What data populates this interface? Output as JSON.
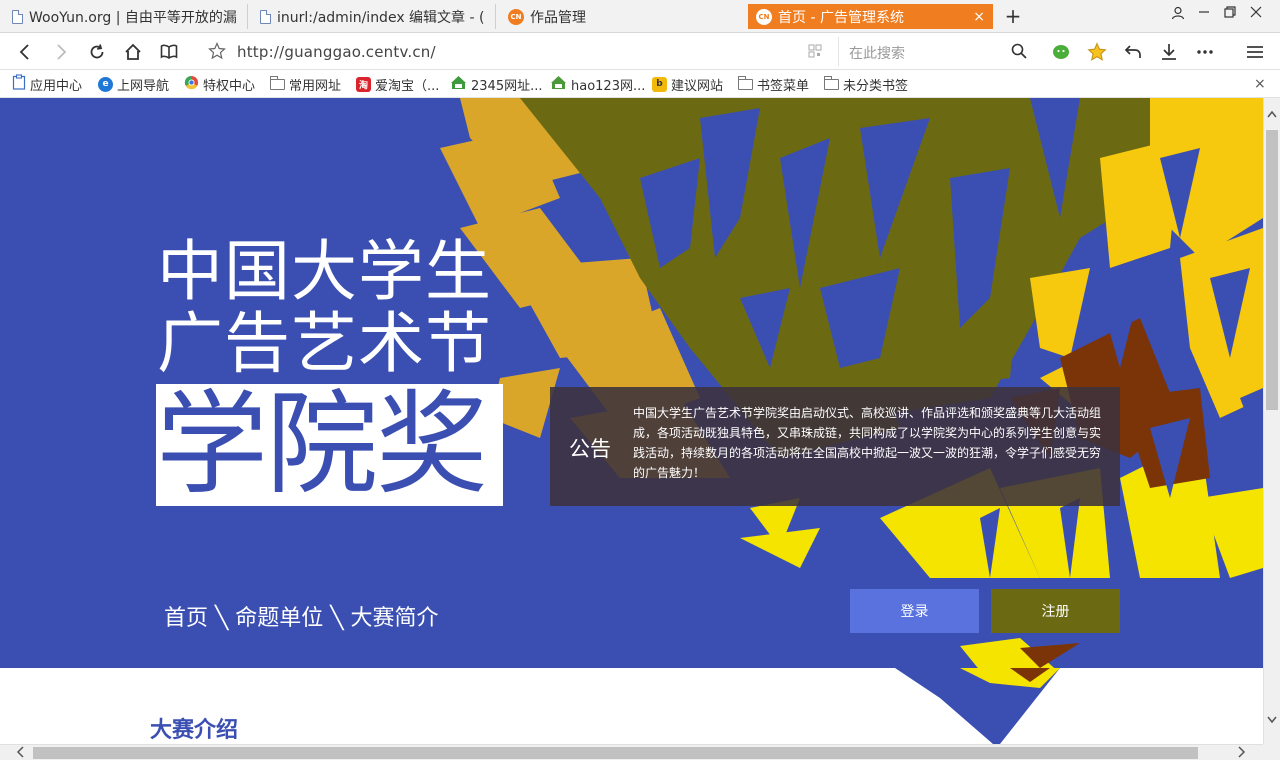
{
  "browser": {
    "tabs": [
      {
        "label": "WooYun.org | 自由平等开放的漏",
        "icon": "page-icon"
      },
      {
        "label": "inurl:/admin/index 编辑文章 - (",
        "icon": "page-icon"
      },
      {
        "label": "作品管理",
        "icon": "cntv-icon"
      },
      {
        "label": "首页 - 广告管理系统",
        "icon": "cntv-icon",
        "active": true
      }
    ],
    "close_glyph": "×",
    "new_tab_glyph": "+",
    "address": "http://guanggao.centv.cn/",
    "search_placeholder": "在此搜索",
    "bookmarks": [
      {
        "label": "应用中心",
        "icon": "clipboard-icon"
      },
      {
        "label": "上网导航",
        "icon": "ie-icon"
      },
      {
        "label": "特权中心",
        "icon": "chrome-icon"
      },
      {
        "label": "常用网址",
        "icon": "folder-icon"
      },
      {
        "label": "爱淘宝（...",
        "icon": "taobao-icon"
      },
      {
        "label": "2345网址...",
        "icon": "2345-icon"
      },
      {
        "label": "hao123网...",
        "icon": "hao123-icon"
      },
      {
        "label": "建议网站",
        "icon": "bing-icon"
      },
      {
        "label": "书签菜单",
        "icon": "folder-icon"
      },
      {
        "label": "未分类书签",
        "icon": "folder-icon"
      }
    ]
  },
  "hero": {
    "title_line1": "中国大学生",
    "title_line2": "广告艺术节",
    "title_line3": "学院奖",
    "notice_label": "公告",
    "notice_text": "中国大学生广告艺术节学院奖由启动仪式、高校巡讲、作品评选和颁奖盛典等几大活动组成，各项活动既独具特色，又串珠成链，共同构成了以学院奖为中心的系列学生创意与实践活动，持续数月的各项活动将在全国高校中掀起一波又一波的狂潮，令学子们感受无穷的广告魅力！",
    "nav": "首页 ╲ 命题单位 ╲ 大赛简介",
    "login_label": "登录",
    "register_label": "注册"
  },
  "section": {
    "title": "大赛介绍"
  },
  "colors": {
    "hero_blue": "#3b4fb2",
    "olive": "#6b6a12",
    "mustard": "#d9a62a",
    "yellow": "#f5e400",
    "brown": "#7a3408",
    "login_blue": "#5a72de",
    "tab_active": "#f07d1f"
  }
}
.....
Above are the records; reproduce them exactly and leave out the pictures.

## Answer box
What data populates this interface? Output as JSON.
{
  "browser": {
    "tabs": [
      {
        "label": "WooYun.org | 自由平等开放的漏",
        "icon": "page-icon"
      },
      {
        "label": "inurl:/admin/index 编辑文章 - (",
        "icon": "page-icon"
      },
      {
        "label": "作品管理",
        "icon": "cntv-icon"
      },
      {
        "label": "首页 - 广告管理系统",
        "icon": "cntv-icon",
        "active": true
      }
    ],
    "close_glyph": "×",
    "new_tab_glyph": "+",
    "address": "http://guanggao.centv.cn/",
    "search_placeholder": "在此搜索",
    "bookmarks": [
      {
        "label": "应用中心",
        "icon": "clipboard-icon"
      },
      {
        "label": "上网导航",
        "icon": "ie-icon"
      },
      {
        "label": "特权中心",
        "icon": "chrome-icon"
      },
      {
        "label": "常用网址",
        "icon": "folder-icon"
      },
      {
        "label": "爱淘宝（...",
        "icon": "taobao-icon"
      },
      {
        "label": "2345网址...",
        "icon": "2345-icon"
      },
      {
        "label": "hao123网...",
        "icon": "hao123-icon"
      },
      {
        "label": "建议网站",
        "icon": "bing-icon"
      },
      {
        "label": "书签菜单",
        "icon": "folder-icon"
      },
      {
        "label": "未分类书签",
        "icon": "folder-icon"
      }
    ]
  },
  "hero": {
    "title_line1": "中国大学生",
    "title_line2": "广告艺术节",
    "title_line3": "学院奖",
    "notice_label": "公告",
    "notice_text": "中国大学生广告艺术节学院奖由启动仪式、高校巡讲、作品评选和颁奖盛典等几大活动组成，各项活动既独具特色，又串珠成链，共同构成了以学院奖为中心的系列学生创意与实践活动，持续数月的各项活动将在全国高校中掀起一波又一波的狂潮，令学子们感受无穷的广告魅力！",
    "nav": "首页 ╲ 命题单位 ╲ 大赛简介",
    "login_label": "登录",
    "register_label": "注册"
  },
  "section": {
    "title": "大赛介绍"
  },
  "colors": {
    "hero_blue": "#3b4fb2",
    "olive": "#6b6a12",
    "mustard": "#d9a62a",
    "yellow": "#f5e400",
    "brown": "#7a3408",
    "login_blue": "#5a72de",
    "tab_active": "#f07d1f"
  }
}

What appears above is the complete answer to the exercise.